Akhi naked potho
The breed suffered greatly when the Soviet Union required horses to be slaughtered for meat, even though local Turkmen refused to eat them.
At one point only 1,250 horses remained and export from the Soviet Union was banned.
The tribes fought with the tsar, eventually losing.
In the process, however, the Russian general Kuropatkin developed a fondness for horses he had seen while fighting the tribesmen, founded a breeding farm after the war and renamed the horses, "Akhal-Tekes", after the Teke Turkmen tribe that lived around the Akhal oasis (near Geok Tepe). The Akhal-Teke has had influence on many breeds, possibly including the Thoroughbred; the Byerly Turk, which may have been Akhal-Teke, an Arabian, or a Turkoman Horse), was one of the three major foundation stallions of the breed.
The Russians closed the studbook in 1932 which included 287 stallions and 468 mares.

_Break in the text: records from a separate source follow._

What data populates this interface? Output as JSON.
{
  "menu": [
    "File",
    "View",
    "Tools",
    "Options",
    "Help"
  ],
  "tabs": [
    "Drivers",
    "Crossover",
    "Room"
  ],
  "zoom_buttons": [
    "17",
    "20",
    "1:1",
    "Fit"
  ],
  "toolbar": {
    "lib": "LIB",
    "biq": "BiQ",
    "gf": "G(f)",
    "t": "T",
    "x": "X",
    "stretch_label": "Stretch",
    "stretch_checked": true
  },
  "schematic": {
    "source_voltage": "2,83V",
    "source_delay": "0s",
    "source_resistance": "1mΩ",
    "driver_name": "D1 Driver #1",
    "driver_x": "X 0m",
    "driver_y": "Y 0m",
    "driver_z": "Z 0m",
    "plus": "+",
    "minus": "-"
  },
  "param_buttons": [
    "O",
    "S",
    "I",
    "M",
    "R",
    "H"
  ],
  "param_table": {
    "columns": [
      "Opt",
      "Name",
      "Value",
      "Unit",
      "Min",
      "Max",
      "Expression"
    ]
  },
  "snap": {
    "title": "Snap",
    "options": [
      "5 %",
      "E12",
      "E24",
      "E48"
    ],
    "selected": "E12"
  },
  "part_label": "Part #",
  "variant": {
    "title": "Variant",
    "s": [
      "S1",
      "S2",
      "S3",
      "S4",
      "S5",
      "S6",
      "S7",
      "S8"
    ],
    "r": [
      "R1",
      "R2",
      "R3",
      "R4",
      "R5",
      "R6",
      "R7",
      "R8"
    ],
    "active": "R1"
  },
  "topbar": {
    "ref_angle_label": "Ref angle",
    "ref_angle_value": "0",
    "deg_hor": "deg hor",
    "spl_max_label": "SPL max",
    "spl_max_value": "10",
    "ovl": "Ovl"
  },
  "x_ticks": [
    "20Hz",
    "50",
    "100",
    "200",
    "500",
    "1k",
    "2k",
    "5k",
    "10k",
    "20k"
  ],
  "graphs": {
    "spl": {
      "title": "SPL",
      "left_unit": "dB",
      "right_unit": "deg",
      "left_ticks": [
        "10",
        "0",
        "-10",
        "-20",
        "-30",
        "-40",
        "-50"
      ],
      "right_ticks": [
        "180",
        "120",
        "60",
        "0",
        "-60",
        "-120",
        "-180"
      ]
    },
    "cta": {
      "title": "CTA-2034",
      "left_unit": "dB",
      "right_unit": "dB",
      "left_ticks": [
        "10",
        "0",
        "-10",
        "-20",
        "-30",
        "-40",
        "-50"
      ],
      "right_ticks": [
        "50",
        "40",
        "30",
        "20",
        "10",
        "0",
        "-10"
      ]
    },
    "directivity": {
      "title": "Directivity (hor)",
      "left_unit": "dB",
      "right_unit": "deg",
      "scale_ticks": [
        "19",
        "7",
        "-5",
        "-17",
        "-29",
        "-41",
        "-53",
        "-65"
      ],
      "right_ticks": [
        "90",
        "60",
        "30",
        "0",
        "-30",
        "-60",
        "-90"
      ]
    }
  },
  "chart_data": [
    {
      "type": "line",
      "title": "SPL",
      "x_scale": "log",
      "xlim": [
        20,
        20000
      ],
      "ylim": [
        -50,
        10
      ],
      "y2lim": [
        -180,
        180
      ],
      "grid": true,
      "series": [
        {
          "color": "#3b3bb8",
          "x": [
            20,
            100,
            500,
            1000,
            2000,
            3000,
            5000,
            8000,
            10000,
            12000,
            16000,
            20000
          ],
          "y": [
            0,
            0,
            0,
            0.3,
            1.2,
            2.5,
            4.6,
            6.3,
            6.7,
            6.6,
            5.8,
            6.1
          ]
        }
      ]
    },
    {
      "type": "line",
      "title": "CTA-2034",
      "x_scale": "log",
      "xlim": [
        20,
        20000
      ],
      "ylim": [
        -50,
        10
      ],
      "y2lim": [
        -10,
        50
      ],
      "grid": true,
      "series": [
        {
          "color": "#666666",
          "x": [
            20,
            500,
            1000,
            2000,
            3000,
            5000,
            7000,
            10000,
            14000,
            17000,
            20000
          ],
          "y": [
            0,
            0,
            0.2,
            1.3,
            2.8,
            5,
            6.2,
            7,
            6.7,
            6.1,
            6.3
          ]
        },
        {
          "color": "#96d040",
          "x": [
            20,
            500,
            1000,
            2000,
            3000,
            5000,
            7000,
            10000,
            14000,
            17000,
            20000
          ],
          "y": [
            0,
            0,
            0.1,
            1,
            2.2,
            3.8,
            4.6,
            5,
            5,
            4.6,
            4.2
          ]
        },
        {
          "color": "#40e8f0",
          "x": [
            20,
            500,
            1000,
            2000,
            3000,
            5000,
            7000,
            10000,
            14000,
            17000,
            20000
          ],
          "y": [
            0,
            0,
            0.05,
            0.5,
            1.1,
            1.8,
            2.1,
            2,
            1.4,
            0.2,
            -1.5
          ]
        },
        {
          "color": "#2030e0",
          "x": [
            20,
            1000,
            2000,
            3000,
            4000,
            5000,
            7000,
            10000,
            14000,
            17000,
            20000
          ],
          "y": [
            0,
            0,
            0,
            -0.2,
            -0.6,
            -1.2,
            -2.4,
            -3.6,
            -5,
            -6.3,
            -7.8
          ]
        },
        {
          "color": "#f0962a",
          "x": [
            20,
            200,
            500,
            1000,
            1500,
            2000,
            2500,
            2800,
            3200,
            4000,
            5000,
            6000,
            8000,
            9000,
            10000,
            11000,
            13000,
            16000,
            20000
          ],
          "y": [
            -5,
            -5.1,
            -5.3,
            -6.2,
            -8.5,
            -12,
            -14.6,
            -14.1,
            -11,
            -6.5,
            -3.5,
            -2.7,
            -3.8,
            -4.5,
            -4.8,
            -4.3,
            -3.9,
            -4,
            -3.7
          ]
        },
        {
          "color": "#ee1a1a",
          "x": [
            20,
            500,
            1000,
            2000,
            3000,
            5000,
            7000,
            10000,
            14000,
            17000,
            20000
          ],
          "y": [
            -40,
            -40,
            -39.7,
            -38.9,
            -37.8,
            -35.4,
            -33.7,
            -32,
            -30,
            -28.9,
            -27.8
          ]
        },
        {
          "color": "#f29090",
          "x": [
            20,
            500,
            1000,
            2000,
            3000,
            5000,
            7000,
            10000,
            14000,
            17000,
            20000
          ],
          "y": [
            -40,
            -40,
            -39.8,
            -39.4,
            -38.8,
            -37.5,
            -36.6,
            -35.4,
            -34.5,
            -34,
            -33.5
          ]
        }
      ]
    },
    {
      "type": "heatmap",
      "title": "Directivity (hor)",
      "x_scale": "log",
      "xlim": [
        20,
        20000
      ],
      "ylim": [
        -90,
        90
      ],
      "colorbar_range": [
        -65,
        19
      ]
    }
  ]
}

Three other stallions thought to be of Turkoman origin, known as the "Lister Turk", the "White Turk", and the "Yellow Turk" were among a number of minor stallions from the orient who contributed to the foundation bloodstock of the Thoroughbred breed.
The Trakehner has also been influenced by the Akhal-Teke, most notably by the stallion, Turkmen-Atti, as have the Russian breeds Don, Budyonny, Karabair, and Karabakh.
Other breeds or strains with Turkoman roots also include the Yomud, Goklan and the Nokhorli.
The breed is very similar to, and possibly the direct descendant of the Turkoman horse, a breed believed to be extinct, though a related strain may be bred today in Iran.The breed was used in the losing fight against the Russian Empire, and was subsumed into the Empire along with its country.The Akhal-Teke has influenced many other breeds, including several Russian breeds.After the 2,600 mile endurance race from Ashkabad to Moscow in 1935, when the purebreds finished in much better condition than the part-breds, the studbook management decided to consider all crossbred horses born after 1936, as not purebred.Horses with English Thoroughbred ancestors born prior to that date were allowed to remain inside the studbook (e.g.